Items from an interface collection
● ● ● ●

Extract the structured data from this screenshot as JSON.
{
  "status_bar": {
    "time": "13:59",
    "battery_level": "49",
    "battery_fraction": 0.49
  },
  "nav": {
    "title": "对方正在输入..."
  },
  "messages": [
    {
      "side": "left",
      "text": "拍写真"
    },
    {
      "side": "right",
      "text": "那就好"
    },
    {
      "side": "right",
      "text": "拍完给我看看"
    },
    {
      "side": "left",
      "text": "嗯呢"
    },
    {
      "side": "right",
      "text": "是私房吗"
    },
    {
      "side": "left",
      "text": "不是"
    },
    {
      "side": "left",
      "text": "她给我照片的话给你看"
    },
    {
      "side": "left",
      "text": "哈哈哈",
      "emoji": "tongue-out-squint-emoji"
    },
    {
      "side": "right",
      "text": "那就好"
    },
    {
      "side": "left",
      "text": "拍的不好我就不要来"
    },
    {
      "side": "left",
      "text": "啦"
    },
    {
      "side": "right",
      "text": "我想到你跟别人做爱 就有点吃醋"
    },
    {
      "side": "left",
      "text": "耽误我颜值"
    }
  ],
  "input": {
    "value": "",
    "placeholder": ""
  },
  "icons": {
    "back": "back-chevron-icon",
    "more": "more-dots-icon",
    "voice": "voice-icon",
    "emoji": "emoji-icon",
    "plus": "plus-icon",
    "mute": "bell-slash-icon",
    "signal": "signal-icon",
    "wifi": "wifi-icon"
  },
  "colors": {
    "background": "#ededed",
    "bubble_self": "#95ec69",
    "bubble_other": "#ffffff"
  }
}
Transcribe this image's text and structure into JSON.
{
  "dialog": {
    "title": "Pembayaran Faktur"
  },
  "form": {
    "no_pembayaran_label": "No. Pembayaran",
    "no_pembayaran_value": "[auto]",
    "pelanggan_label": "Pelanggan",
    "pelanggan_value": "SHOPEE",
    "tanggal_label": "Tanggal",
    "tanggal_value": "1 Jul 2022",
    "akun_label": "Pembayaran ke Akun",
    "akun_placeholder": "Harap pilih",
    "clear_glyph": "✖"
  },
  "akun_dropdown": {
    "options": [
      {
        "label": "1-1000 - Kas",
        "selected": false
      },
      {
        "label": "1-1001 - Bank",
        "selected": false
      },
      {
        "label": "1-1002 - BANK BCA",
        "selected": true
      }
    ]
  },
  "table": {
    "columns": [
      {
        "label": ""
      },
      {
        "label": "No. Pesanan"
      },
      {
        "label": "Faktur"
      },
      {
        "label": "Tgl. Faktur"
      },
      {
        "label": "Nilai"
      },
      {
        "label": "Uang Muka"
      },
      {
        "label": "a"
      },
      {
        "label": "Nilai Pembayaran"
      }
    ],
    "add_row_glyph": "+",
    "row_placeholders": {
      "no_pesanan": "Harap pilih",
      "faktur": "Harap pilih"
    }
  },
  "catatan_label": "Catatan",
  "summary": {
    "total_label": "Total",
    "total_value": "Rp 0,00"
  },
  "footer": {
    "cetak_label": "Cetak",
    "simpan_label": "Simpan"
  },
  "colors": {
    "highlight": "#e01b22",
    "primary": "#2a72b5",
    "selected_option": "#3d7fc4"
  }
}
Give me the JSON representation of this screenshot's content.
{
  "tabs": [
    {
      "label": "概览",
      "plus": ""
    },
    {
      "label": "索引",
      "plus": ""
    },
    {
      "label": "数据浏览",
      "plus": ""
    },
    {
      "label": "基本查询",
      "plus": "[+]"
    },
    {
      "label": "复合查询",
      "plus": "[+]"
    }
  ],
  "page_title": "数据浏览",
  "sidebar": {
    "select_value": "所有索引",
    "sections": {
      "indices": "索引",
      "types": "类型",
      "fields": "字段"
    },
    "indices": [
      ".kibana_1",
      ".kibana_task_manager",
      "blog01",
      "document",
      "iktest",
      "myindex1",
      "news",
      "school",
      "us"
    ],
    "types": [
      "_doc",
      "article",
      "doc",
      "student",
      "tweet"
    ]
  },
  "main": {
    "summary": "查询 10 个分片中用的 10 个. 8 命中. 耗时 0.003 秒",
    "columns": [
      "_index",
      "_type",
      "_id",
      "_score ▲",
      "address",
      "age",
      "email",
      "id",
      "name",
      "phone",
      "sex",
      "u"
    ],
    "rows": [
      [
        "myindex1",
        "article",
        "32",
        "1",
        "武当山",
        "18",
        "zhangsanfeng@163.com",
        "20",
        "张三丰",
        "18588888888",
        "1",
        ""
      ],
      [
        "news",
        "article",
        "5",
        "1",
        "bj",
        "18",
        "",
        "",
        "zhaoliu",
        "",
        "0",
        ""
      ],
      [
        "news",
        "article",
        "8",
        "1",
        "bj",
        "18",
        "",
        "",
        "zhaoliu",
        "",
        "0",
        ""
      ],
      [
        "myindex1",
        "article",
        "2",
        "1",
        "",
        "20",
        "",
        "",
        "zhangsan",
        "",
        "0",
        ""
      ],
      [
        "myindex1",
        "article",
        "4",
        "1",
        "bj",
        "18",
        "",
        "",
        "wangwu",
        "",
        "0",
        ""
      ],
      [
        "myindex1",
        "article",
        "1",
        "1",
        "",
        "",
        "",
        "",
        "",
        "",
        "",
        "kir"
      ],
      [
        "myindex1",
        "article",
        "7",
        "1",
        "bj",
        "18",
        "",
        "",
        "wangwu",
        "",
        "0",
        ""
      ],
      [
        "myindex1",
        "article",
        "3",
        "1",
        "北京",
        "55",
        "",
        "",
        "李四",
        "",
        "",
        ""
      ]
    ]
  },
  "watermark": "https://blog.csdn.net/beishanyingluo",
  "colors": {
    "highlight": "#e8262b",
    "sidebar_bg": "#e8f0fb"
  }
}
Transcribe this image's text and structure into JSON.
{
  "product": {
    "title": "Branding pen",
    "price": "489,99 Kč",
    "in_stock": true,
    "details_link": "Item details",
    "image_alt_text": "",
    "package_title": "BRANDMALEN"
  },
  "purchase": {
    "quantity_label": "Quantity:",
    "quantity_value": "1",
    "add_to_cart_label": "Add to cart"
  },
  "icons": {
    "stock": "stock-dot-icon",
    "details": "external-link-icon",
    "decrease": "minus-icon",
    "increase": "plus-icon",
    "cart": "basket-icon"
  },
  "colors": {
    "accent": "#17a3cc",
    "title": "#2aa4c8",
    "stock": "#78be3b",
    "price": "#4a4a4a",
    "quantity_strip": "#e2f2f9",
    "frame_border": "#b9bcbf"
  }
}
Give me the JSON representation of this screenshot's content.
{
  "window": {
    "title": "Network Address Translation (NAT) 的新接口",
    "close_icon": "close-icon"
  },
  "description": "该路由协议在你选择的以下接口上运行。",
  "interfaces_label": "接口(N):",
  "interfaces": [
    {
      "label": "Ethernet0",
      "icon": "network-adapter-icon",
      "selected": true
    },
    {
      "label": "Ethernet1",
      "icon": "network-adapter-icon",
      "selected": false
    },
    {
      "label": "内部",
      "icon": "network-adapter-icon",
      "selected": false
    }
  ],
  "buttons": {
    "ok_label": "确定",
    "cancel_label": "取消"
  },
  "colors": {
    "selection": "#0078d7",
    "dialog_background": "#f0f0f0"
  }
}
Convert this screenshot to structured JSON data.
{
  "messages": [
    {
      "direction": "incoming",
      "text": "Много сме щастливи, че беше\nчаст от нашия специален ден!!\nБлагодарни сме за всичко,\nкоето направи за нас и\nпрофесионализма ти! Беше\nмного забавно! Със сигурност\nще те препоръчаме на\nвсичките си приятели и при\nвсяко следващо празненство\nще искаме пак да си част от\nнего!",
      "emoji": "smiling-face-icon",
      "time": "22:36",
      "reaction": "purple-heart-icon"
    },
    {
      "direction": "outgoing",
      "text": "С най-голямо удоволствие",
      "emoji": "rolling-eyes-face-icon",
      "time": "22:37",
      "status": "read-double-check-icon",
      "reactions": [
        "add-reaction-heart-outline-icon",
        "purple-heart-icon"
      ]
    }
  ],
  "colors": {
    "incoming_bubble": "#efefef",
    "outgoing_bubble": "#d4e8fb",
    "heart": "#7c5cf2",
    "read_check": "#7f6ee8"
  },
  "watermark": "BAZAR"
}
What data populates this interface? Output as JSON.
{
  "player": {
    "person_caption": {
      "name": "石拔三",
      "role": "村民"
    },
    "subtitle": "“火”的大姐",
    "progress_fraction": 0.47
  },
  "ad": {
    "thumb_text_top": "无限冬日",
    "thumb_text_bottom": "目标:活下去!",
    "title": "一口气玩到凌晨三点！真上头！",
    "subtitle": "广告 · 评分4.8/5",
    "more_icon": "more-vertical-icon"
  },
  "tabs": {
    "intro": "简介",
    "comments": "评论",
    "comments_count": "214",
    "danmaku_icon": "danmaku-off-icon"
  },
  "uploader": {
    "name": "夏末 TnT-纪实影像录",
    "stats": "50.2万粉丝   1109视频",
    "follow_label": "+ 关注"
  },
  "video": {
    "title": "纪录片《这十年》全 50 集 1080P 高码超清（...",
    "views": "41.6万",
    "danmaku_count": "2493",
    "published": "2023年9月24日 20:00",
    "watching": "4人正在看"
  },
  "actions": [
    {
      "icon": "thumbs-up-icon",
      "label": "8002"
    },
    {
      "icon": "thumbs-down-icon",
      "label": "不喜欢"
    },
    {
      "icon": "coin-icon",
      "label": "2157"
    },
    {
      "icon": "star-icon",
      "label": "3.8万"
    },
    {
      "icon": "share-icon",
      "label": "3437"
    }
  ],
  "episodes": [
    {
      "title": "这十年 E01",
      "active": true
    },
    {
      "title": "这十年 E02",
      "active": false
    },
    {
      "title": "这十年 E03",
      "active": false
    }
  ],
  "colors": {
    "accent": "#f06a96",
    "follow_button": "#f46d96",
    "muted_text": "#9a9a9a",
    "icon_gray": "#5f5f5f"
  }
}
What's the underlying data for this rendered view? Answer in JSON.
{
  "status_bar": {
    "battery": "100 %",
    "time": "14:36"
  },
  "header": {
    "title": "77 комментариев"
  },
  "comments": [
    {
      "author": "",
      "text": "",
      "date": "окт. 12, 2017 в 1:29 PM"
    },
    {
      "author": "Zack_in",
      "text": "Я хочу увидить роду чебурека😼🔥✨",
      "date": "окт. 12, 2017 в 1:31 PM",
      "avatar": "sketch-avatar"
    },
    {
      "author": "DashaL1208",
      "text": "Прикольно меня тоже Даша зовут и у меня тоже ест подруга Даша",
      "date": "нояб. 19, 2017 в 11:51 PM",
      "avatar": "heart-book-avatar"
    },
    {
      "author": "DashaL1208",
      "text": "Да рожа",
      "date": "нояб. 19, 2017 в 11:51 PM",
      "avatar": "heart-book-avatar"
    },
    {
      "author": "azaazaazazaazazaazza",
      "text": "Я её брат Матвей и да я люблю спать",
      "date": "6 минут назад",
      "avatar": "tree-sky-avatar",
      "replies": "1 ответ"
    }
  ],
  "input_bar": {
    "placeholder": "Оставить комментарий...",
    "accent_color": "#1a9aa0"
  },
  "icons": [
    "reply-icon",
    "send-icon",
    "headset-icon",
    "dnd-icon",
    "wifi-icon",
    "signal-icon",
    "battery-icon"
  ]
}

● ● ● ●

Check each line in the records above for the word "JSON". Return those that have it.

Extract the structured data from this screenshot as JSON.
Transcribe this image's text and structure into JSON.
Give me the JSON representation of this screenshot's content.
Transcribe this image's text and structure into JSON.
Give me the JSON representation of this screenshot's content.
Convert this screenshot to structured JSON data.
What data populates this interface? Output as JSON.
What's the underlying data for this rendered view? Answer in JSON.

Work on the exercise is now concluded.